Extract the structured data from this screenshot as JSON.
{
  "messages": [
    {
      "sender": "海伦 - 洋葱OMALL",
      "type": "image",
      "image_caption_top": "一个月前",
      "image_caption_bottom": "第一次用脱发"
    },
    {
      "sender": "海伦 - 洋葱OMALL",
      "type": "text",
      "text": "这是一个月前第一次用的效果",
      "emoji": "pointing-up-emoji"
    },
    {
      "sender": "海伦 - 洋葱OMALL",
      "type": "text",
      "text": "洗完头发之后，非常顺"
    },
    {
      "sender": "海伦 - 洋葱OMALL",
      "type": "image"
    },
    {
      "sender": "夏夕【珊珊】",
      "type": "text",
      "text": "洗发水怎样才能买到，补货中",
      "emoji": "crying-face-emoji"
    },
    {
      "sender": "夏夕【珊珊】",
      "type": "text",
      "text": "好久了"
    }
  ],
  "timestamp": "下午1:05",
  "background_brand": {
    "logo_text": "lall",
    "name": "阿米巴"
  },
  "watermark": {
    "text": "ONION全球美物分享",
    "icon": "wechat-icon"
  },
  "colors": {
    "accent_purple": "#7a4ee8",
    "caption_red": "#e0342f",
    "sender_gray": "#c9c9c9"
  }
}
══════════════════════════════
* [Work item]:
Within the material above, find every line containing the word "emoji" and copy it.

* [Task response]:
      "emoji": "pointing-up-emoji"
      "emoji": "crying-face-emoji"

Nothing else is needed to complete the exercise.